Much of the information going into the plan will be in your head so really it’s just a matter of articulating your thoughts and getting them down on paper.

Tips on Writing a Business Plan

Start by dividing your plan into the sections below and try to answer the points within each section. (There isn’t a hard and fast rule as to how long a business plan should be, but aim for one to two pages for each section.)
Executive summary
• Summarise each section of your plan in a couple of sentences. This is easiest to do at the end, once you’ve completed the main body.

Background
• An overview of the market segment you are moving into

• The legal status of your business

The Concept
• Describe your business – what are you going to design or make?

• Mission statement – in one or two sentences, state your personal vision for the business.

• Who is your target market?

• Have you identified a niche?

• What is your Unique Selling Point (USP), i.e. what differentiates your product from what’s already available?

Sales and Marketing
• What is the size of the market that you are selling in to? Is it a growing market?

• Who are your competitors? What is your competitive advantage?

• How will you get wholesale buyers or retail customers to find out about you?

• How will you build brand awareness and attract press coverage?

Operations
• What’s your background and your role in the business?

• Is there anyone else involved in the business, and if so what are their roles?

• What additional staff or expertise may you need to operate successfully?

• Where will you run your business from?

• Are you going to need to invest in any special equipment?

Production and Sourcing
• How and where will you get your product made?

• Can it be produced at a competitive price point, suitable for your target market?

• Where will you source your raw materials from, e.g. materials, trimmings, fittings?

Finance
• What will your start-up costs be? You will need to include sales, profit and loss projections and a cash flow forecast.

 

The financial section is absolutely critical to your plan as it will identify your projections for how the business will grow – in terms of both profits and income – and what financing you will need to make that happen.

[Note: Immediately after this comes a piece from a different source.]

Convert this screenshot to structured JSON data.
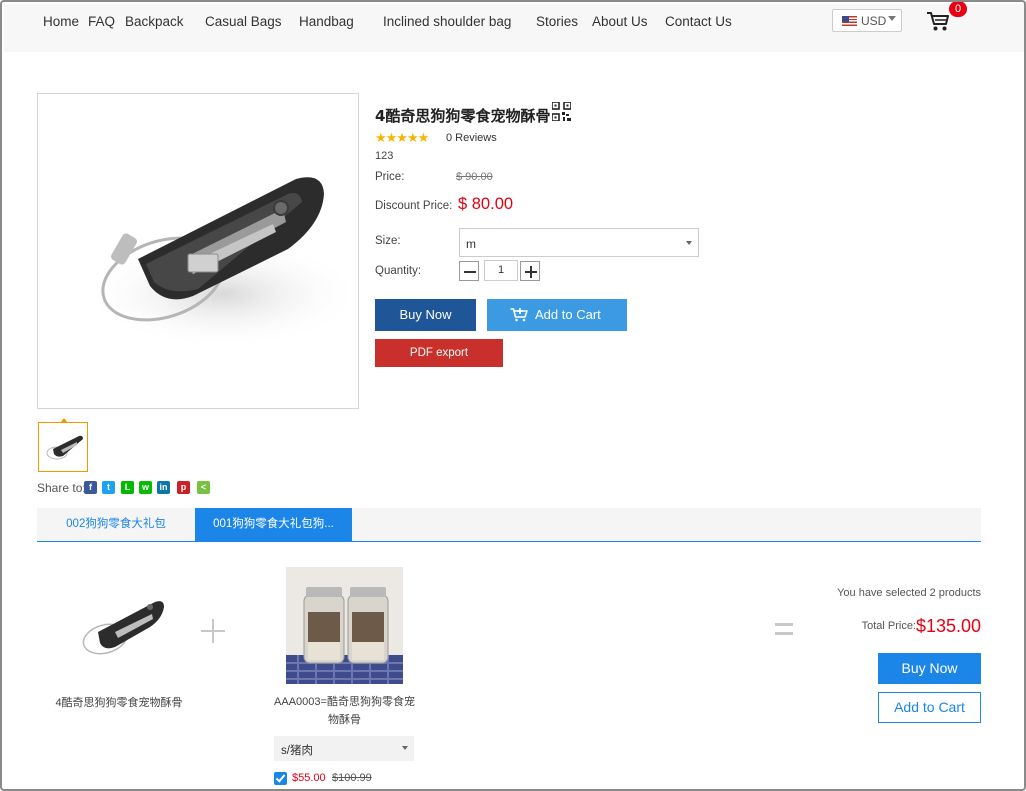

Remember:  This is not a static document; it needs to be amended as your business develops and changes so it’s worth reviewing at least every three months or so. Once you have completed your plan you’ll feel a great sense of achievement and be better placed to make your business a success.
If you’d like some help with your business plan, one of our expert mentors can give you guidance with our 1-2-1 business mentoring packages. Fashion Angel Business Club members also get access to downloadable templates tailored for the fashion industry.
By Alison Lewy